Film Review: Red Dog: True Blue (PG) (Australia, 2016) hardly proves a necessary excursion

Just as emotionally manipulative as the 2011 original Red Dog but less successful in its execution, Red Dog: True Blue looks to merely survive on a superficial level as the “aww shucks” cuteness of the titular canine appears to be the sole reasoning behind this sequel/prequel hybrid coming to fruition.

The stunning harsh red dirt of the Australian outback makes for an attractive asset, as does the presence of a stern but likeable Bryan Brown, culminating in True Blue earning some mild success points throughout its unchallenging journey.  It’s a contrived film that never feels remotely believable but I dare suggest that’s the intention, and it’s likely to reel in the families this holiday season seeking a film that asks for very little of them.

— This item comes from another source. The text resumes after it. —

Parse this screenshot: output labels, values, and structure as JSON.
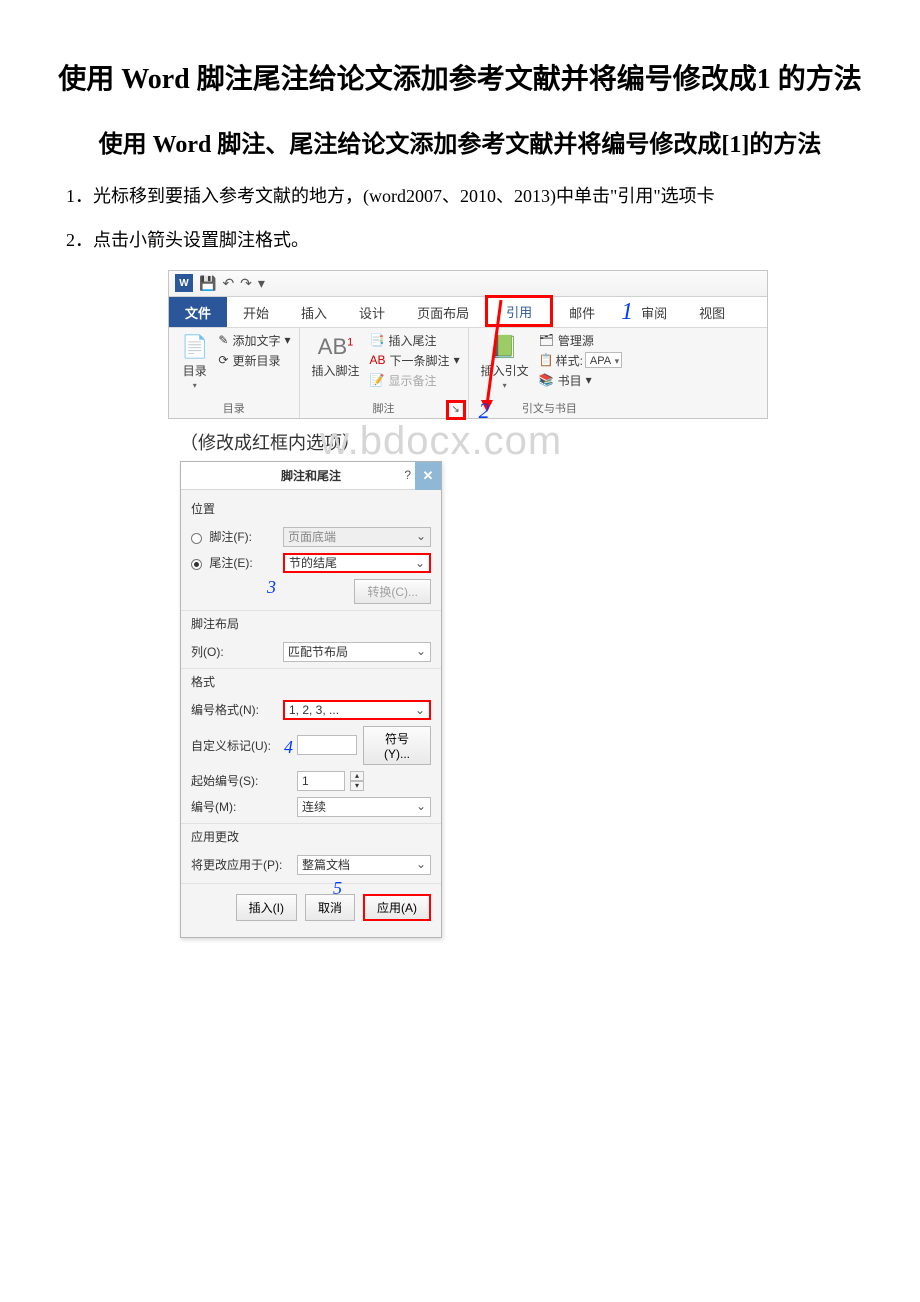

Starting off in 2011 where the film references its own predecessor by having faux-lead Michael (English actor Jason Isaacs successfully executing an Australian accent) take his two young children to a screening of Red Dog, True Blue reverts back to the 1960’s where a young Michael, then known as Mick (Levi Miller), reminisces on a particular moment of his childhood where the outback and all it encompassed became the only existence he knew.

Shipped off to live with his grandfather (Brown) following an incident with his mother, Mick is a fish out of water in the remote region of Pilbara in Western Australia.  Lonely and with no one his own age to relate to, the discovery of a lost pup – whom he dubs Blue – proves salvation for the youngster amongst a period in his youth where the mythical ways of the land and the heartbreak of first love occupy his time.

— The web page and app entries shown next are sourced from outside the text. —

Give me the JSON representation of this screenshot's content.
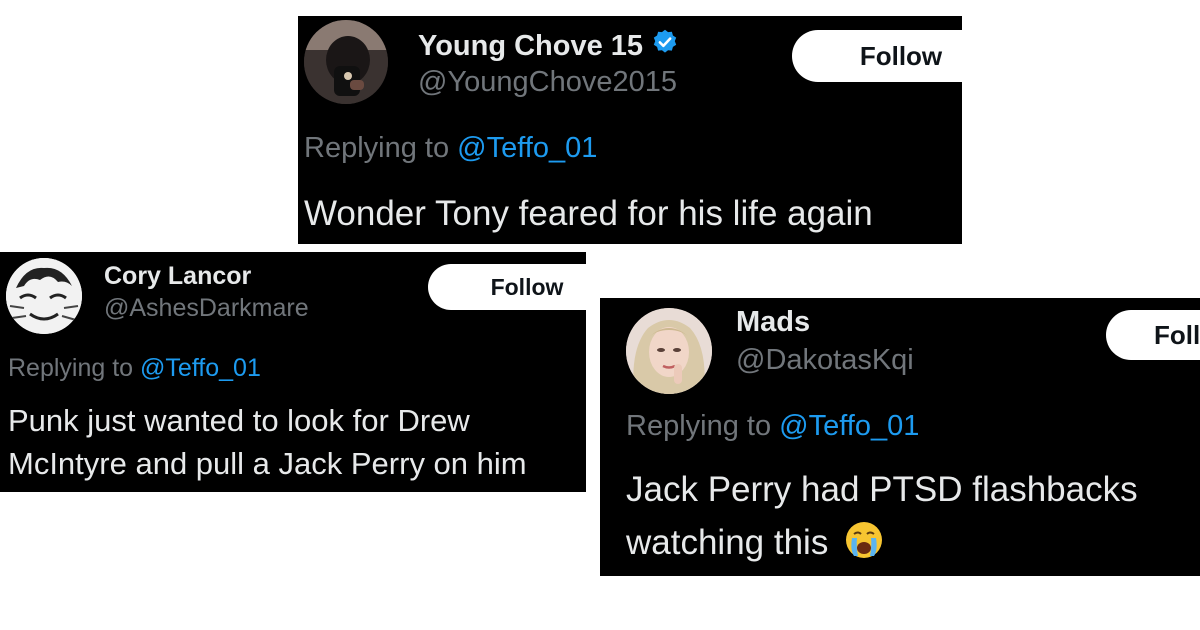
{
  "tweets": [
    {
      "name": "Young Chove 15",
      "verified": true,
      "handle": "@YoungChove2015",
      "follow_label": "Follow",
      "reply_prefix": "Replying to",
      "reply_mention": "@Teffo_01",
      "text": "Wonder Tony feared for his life again"
    },
    {
      "name": "Cory Lancor",
      "verified": false,
      "handle": "@AshesDarkmare",
      "follow_label": "Follow",
      "reply_prefix": "Replying to",
      "reply_mention": "@Teffo_01",
      "text_line1": "Punk just wanted to look for Drew",
      "text_line2": "McIntyre and pull a Jack Perry on him"
    },
    {
      "name": "Mads",
      "verified": false,
      "handle": "@DakotasKqi",
      "follow_label": "Follow",
      "reply_prefix": "Replying to",
      "reply_mention": "@Teffo_01",
      "text_line1": "Jack Perry had PTSD flashbacks",
      "text_line2": "watching this",
      "emoji": "😭"
    }
  ],
  "colors": {
    "background": "#ffffff",
    "card": "#000000",
    "text": "#e7e9ea",
    "muted": "#71767b",
    "link": "#1d9bf0",
    "follow_bg": "#ffffff"
  }
}
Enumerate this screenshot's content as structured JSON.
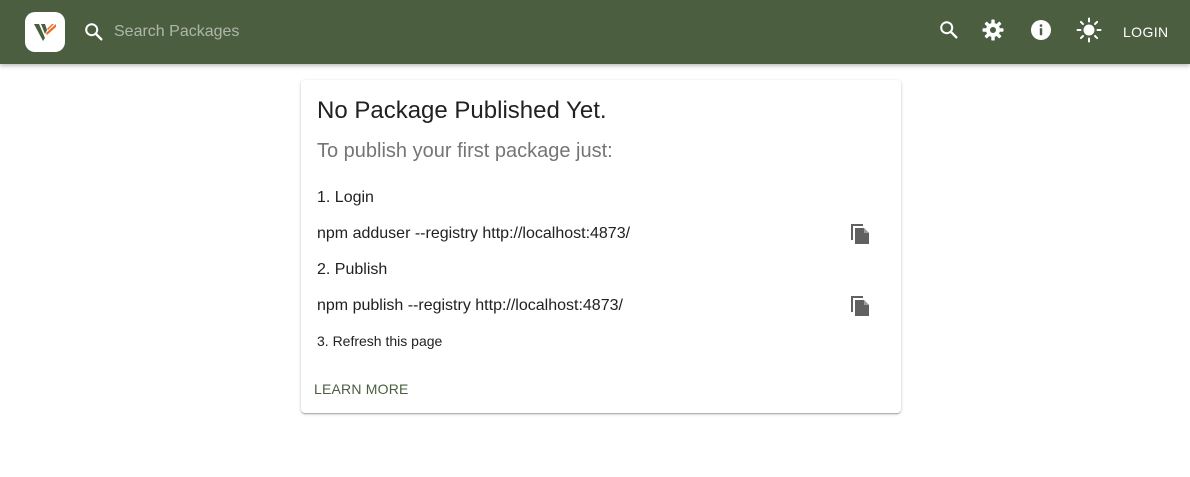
{
  "colors": {
    "appbar": "#4b5e40",
    "accent_logo": "#f26b21",
    "icon_gray": "#616161",
    "subtitle_gray": "#757575"
  },
  "header": {
    "logo_icon": "verdaccio-logo-icon",
    "search": {
      "placeholder": "Search Packages",
      "value": "",
      "icon": "search-icon"
    },
    "actions": [
      {
        "icon": "search-icon"
      },
      {
        "icon": "gear-icon"
      },
      {
        "icon": "info-icon"
      },
      {
        "icon": "sun-icon"
      }
    ],
    "login_label": "LOGIN"
  },
  "card": {
    "title": "No Package Published Yet.",
    "subtitle": "To publish your first package just:",
    "step1": "1. Login",
    "cmd1": "npm adduser --registry http://localhost:4873/",
    "step2": "2. Publish",
    "cmd2": "npm publish --registry http://localhost:4873/",
    "step3": "3. Refresh this page",
    "learn_more": "LEARN MORE",
    "copy_icon": "copy-icon"
  }
}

Much of the humour is pre-empted and there’s nothing subtle about the performances involved – Miller is particularly unnatural in his delivery – but given that the original film ran its course to be one of the top 10 highest grossing Australian films of all time it would appear that True Blue is hoping to emulate the same result by recycling the formula.

I can’t fault the film on a visual level, Geoffrey Hall‘s cinematography is quite stellar, and I imagine fans of the original will respond positively enough to True Blue, but this is hardly a necessary excursion.  There’s nothing presented here that shakes up a story we are already familiar with, leaving Red Dog‘s continuation as yet another underwhelming sequel for 2016.

Review Score: TWO STARS (OUT OF FIVE)